■ TRY IT ■
Search the material below for "subtitle" and copy every line where it occurs.

---- DATA SECTION

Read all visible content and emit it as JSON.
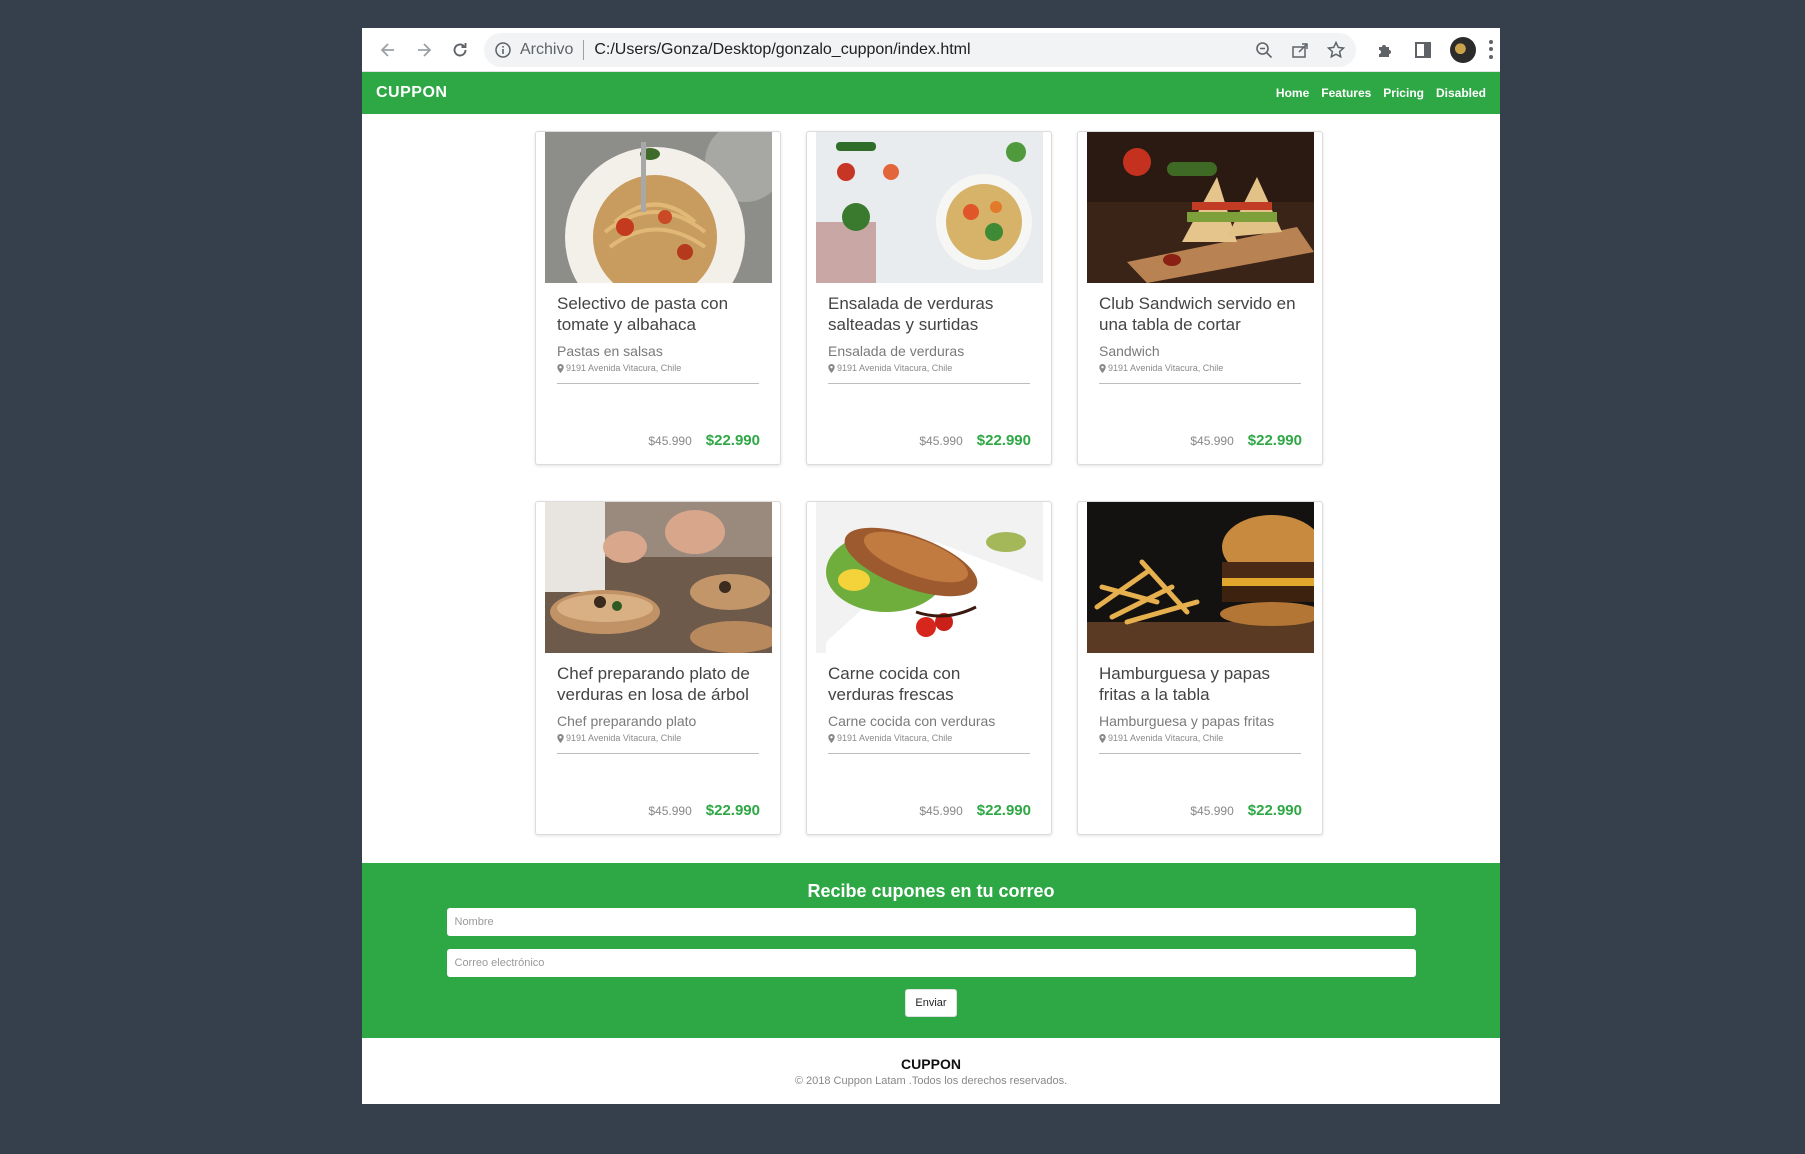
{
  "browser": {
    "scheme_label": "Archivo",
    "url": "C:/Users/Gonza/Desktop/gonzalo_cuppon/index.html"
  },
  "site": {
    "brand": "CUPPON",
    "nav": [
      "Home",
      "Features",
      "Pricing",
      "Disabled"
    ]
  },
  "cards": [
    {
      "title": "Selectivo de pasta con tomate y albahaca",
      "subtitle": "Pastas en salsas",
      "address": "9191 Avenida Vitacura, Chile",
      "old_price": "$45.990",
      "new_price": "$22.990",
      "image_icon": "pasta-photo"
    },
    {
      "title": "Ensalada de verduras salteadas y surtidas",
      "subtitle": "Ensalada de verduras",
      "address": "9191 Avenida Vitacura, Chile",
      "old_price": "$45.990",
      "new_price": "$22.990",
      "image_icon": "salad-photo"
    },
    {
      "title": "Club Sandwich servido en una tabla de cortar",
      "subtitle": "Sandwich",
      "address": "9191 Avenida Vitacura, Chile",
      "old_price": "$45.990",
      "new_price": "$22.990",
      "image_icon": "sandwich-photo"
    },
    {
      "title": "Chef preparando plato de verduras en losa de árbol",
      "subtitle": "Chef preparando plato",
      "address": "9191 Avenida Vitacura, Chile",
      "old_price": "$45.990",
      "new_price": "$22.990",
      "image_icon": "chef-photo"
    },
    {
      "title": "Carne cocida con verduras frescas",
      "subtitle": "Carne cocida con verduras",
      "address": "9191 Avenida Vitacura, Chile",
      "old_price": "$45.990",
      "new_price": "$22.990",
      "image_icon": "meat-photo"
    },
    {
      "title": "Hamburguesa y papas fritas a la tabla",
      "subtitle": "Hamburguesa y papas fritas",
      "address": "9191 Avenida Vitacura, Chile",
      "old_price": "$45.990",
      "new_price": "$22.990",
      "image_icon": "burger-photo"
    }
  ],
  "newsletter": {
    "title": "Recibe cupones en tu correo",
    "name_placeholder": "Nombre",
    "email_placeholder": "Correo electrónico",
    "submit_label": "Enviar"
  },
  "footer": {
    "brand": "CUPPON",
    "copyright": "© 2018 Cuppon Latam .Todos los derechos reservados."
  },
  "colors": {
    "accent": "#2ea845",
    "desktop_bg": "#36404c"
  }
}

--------
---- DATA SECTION

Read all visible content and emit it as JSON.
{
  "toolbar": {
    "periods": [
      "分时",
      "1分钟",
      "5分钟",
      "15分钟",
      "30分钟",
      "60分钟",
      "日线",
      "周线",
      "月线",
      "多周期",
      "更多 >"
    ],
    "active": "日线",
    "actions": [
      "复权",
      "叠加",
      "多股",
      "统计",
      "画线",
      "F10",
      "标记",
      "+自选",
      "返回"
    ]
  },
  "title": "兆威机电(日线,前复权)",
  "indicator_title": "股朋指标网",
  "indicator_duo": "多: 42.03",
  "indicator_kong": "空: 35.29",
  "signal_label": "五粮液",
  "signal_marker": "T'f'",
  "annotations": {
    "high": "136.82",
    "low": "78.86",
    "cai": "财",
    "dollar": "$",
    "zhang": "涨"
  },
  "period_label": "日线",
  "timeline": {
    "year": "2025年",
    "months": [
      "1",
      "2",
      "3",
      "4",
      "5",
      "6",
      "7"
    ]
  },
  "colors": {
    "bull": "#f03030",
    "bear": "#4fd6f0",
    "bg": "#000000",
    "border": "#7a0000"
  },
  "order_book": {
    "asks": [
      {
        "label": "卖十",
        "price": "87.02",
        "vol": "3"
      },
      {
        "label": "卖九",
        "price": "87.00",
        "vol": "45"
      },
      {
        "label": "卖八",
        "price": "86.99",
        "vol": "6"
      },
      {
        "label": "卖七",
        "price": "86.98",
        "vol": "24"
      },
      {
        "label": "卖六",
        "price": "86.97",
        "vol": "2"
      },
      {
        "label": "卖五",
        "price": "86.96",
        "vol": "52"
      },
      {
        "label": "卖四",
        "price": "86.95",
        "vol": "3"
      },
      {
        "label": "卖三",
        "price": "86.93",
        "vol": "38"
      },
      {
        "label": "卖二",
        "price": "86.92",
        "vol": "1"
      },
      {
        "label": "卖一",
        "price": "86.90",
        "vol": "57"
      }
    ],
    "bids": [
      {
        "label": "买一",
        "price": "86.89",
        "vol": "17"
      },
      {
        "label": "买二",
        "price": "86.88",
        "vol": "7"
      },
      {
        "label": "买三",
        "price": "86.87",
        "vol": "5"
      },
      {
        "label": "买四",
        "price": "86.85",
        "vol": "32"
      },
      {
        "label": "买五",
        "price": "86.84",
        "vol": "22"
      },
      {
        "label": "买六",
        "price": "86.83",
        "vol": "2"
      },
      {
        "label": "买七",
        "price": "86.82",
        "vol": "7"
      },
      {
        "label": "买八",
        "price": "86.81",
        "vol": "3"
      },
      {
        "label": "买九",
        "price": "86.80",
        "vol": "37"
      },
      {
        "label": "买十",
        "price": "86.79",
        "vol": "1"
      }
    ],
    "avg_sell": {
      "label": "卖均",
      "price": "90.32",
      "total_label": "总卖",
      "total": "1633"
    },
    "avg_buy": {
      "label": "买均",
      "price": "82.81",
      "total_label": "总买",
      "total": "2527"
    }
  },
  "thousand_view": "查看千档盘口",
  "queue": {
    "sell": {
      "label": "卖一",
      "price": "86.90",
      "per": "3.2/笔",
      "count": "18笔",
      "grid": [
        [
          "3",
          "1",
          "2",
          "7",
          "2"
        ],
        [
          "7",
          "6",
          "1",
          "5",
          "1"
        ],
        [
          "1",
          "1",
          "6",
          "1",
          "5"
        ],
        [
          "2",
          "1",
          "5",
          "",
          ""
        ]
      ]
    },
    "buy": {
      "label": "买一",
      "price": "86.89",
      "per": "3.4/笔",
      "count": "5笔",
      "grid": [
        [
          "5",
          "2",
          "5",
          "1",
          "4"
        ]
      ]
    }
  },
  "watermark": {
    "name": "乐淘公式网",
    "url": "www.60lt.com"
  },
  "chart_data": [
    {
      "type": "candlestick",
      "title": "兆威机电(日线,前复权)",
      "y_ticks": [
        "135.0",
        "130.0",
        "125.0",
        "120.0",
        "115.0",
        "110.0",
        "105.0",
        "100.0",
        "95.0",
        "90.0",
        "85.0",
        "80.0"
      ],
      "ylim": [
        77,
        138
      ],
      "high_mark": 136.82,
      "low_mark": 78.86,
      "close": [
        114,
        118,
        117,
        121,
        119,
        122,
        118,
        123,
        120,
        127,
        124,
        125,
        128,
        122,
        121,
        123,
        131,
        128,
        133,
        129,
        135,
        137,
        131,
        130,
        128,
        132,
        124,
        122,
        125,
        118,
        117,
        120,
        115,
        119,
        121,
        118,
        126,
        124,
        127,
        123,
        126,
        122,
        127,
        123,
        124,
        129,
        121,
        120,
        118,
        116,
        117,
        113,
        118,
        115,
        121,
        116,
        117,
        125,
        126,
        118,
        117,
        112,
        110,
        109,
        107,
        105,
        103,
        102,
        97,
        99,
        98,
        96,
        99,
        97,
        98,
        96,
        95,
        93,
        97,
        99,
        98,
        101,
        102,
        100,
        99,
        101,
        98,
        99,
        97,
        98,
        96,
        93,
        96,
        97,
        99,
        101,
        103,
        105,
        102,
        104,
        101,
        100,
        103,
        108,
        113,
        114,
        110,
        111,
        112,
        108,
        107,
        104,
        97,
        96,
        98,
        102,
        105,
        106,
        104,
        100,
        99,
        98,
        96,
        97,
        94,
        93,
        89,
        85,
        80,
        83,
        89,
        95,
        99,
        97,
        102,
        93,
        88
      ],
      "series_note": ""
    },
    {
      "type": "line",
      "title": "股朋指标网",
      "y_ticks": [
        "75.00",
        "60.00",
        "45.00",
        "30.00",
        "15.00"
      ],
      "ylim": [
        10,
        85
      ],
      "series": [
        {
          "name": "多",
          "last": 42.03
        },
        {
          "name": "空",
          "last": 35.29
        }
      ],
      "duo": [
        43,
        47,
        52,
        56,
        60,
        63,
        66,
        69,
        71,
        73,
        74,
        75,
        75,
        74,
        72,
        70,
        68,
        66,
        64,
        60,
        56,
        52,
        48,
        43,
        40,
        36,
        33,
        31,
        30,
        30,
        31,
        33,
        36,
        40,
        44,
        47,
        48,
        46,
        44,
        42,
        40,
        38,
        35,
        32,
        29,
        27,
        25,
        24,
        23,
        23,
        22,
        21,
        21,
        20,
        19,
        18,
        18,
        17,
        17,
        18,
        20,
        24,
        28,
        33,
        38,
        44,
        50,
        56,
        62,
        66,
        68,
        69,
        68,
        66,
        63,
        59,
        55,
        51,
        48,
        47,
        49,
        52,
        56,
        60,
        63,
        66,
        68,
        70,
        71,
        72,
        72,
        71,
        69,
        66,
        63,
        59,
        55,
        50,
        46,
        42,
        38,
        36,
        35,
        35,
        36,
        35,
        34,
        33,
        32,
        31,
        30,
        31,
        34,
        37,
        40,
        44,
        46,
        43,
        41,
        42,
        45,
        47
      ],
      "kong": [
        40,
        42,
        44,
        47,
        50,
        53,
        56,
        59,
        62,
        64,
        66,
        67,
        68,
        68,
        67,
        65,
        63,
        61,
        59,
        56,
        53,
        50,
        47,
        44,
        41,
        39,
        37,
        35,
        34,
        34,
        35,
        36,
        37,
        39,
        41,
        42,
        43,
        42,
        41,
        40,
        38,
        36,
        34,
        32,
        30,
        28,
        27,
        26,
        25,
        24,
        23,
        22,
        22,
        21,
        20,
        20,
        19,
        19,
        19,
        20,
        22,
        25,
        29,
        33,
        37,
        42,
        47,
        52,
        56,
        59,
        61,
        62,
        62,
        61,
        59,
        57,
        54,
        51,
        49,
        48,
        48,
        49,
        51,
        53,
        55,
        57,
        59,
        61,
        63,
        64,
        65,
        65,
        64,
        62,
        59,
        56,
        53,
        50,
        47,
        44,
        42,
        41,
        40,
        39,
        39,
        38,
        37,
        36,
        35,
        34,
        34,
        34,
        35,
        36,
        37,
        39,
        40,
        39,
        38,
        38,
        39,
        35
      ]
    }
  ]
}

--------

■ WRITTEN SOLUTION ■
      "subtitle": "Pastas en salsas",
      "subtitle": "Ensalada de verduras",
      "subtitle": "Sandwich",
      "subtitle": "Chef preparando plato",
      "subtitle": "Carne cocida con verduras",
      "subtitle": "Hamburguesa y papas fritas",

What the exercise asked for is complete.